THE PROBLEM: Which lines of the entries below hold the word "Juin"? Report each of them.

PROVIDED DATA:
┄┄┄┄┄┄
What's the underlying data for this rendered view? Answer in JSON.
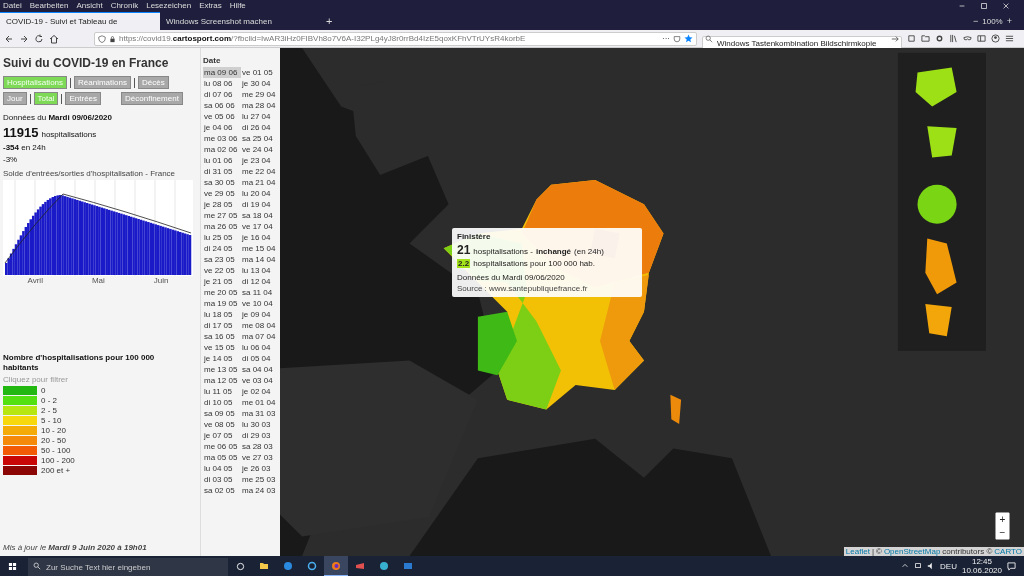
{
  "browser": {
    "menu": [
      "Datei",
      "Bearbeiten",
      "Ansicht",
      "Chronik",
      "Lesezeichen",
      "Extras",
      "Hilfe"
    ],
    "tabs": [
      {
        "title": "COVID-19 - Suivi et Tableau de",
        "selected": true
      },
      {
        "title": "Windows Screenshot machen",
        "selected": false
      }
    ],
    "new_tab": "+",
    "zoom": "100%",
    "zoom_out": "−",
    "zoom_in": "+",
    "url": "https://covid19.**cartosport.com**/?fbclid=IwAR3iHz0FIBVh8o7V6A-I32PLg4yJ8r0rrBd4IzE5qoxKFhVTrUYsR4korbE",
    "more": "···",
    "search_value": "Windows Tastenkombination Bildschirmkopie"
  },
  "panel": {
    "title": "Suivi du COVID-19 en France",
    "metric_buttons": [
      {
        "label": "Hospitalisations",
        "selected": true
      },
      {
        "label": "Réanimations",
        "selected": false
      },
      {
        "label": "Décès",
        "selected": false
      }
    ],
    "mode_buttons": [
      {
        "label": "Jour",
        "selected": false
      },
      {
        "label": "Total",
        "selected": true
      },
      {
        "label": "Entrées",
        "selected": false
      }
    ],
    "extra_button": {
      "label": "Déconfinement",
      "selected": false
    },
    "date_line": "Données du **Mardi 09/06/2020**",
    "total": "11915",
    "total_unit": "hospitalisations",
    "change": "**-354** en 24h",
    "percent": "-3%",
    "chart_title": "Solde d'entrées/sorties d'hospitalisation - France",
    "axis_labels": [
      "Avril",
      "Mai",
      "Juin"
    ],
    "legend_title": "Nombre d'hospitalisations pour 100 000 habitants",
    "legend_hint": "Cliquez pour filtrer",
    "legend": [
      {
        "label": "0",
        "color": "#22b811"
      },
      {
        "label": "0 - 2",
        "color": "#55e011"
      },
      {
        "label": "2 - 5",
        "color": "#b8e611"
      },
      {
        "label": "5 - 10",
        "color": "#f7d80c"
      },
      {
        "label": "10 - 20",
        "color": "#f5ab07"
      },
      {
        "label": "20 - 50",
        "color": "#f58a0a"
      },
      {
        "label": "50 - 100",
        "color": "#f25a05"
      },
      {
        "label": "100 - 200",
        "color": "#c90606"
      },
      {
        "label": "200 et +",
        "color": "#8c0505"
      }
    ],
    "updated": "Mis à jour le **Mardi 9 Juin 2020 à 19h01**"
  },
  "dates": {
    "header": "Date",
    "items": [
      {
        "label": "ma 09 06",
        "selected": true
      },
      {
        "label": "lu 08 06",
        "selected": false
      },
      {
        "label": "di 07 06",
        "selected": false
      },
      {
        "label": "sa 06 06",
        "selected": false
      },
      {
        "label": "ve 05 06",
        "selected": false
      },
      {
        "label": "je 04 06",
        "selected": false
      },
      {
        "label": "me 03 06",
        "selected": false
      },
      {
        "label": "ma 02 06",
        "selected": false
      },
      {
        "label": "lu 01 06",
        "selected": false
      },
      {
        "label": "di 31 05",
        "selected": false
      },
      {
        "label": "sa 30 05",
        "selected": false
      },
      {
        "label": "ve 29 05",
        "selected": false
      },
      {
        "label": "je 28 05",
        "selected": false
      },
      {
        "label": "me 27 05",
        "selected": false
      },
      {
        "label": "ma 26 05",
        "selected": false
      },
      {
        "label": "lu 25 05",
        "selected": false
      },
      {
        "label": "di 24 05",
        "selected": false
      },
      {
        "label": "sa 23 05",
        "selected": false
      },
      {
        "label": "ve 22 05",
        "selected": false
      },
      {
        "label": "je 21 05",
        "selected": false
      },
      {
        "label": "me 20 05",
        "selected": false
      },
      {
        "label": "ma 19 05",
        "selected": false
      },
      {
        "label": "lu 18 05",
        "selected": false
      },
      {
        "label": "di 17 05",
        "selected": false
      },
      {
        "label": "sa 16 05",
        "selected": false
      },
      {
        "label": "ve 15 05",
        "selected": false
      },
      {
        "label": "je 14 05",
        "selected": false
      },
      {
        "label": "me 13 05",
        "selected": false
      },
      {
        "label": "ma 12 05",
        "selected": false
      },
      {
        "label": "lu 11 05",
        "selected": false
      },
      {
        "label": "di 10 05",
        "selected": false
      },
      {
        "label": "sa 09 05",
        "selected": false
      },
      {
        "label": "ve 08 05",
        "selected": false
      },
      {
        "label": "je 07 05",
        "selected": false
      },
      {
        "label": "me 06 05",
        "selected": false
      },
      {
        "label": "ma 05 05",
        "selected": false
      },
      {
        "label": "lu 04 05",
        "selected": false
      },
      {
        "label": "di 03 05",
        "selected": false
      },
      {
        "label": "sa 02 05",
        "selected": false
      },
      {
        "label": "ve 01 05",
        "selected": false
      },
      {
        "label": "je 30 04",
        "selected": false
      },
      {
        "label": "me 29 04",
        "selected": false
      },
      {
        "label": "ma 28 04",
        "selected": false
      },
      {
        "label": "lu 27 04",
        "selected": false
      },
      {
        "label": "di 26 04",
        "selected": false
      },
      {
        "label": "sa 25 04",
        "selected": false
      },
      {
        "label": "ve 24 04",
        "selected": false
      },
      {
        "label": "je 23 04",
        "selected": false
      },
      {
        "label": "me 22 04",
        "selected": false
      },
      {
        "label": "ma 21 04",
        "selected": false
      },
      {
        "label": "lu 20 04",
        "selected": false
      },
      {
        "label": "di 19 04",
        "selected": false
      },
      {
        "label": "sa 18 04",
        "selected": false
      },
      {
        "label": "ve 17 04",
        "selected": false
      },
      {
        "label": "je 16 04",
        "selected": false
      },
      {
        "label": "me 15 04",
        "selected": false
      },
      {
        "label": "ma 14 04",
        "selected": false
      },
      {
        "label": "lu 13 04",
        "selected": false
      },
      {
        "label": "di 12 04",
        "selected": false
      },
      {
        "label": "sa 11 04",
        "selected": false
      },
      {
        "label": "ve 10 04",
        "selected": false
      },
      {
        "label": "je 09 04",
        "selected": false
      },
      {
        "label": "me 08 04",
        "selected": false
      },
      {
        "label": "ma 07 04",
        "selected": false
      },
      {
        "label": "lu 06 04",
        "selected": false
      },
      {
        "label": "di 05 04",
        "selected": false
      },
      {
        "label": "sa 04 04",
        "selected": false
      },
      {
        "label": "ve 03 04",
        "selected": false
      },
      {
        "label": "je 02 04",
        "selected": false
      },
      {
        "label": "me 01 04",
        "selected": false
      },
      {
        "label": "ma 31 03",
        "selected": false
      },
      {
        "label": "lu 30 03",
        "selected": false
      },
      {
        "label": "di 29 03",
        "selected": false
      },
      {
        "label": "sa 28 03",
        "selected": false
      },
      {
        "label": "ve 27 03",
        "selected": false
      },
      {
        "label": "je 26 03",
        "selected": false
      },
      {
        "label": "me 25 03",
        "selected": false
      },
      {
        "label": "ma 24 03",
        "selected": false
      }
    ]
  },
  "map": {
    "kind": "picture",
    "tooltip": {
      "title": "Finistère",
      "count": "21",
      "count_text": "hospitalisations -",
      "trend": "inchangé",
      "trend_note": "(en 24h)",
      "rate": "2.2",
      "rate_text": "hospitalisations pour 100 000 hab.",
      "date": "Données du Mardi 09/06/2020",
      "source": "Source : www.santepubliquefrance.fr"
    },
    "zoom_in": "+",
    "zoom_out": "−",
    "attribution": [
      {
        "text": "Leaflet",
        "link": true
      },
      {
        "text": "|",
        "link": false
      },
      {
        "text": "©",
        "link": false
      },
      {
        "text": "OpenStreetMap",
        "link": true
      },
      {
        "text": "contributors ©",
        "link": false
      },
      {
        "text": "CARTO",
        "link": true
      }
    ]
  },
  "taskbar": {
    "search_placeholder": "Zur Suche Text hier eingeben",
    "language": "DEU",
    "time": "12:45",
    "date": "10.06.2020"
  }
}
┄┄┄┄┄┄
REPLY TO THE EXERCISE:
      "Juin"
    "updated": "Mis à jour le **Mardi 9 Juin 2020 à 19h01**"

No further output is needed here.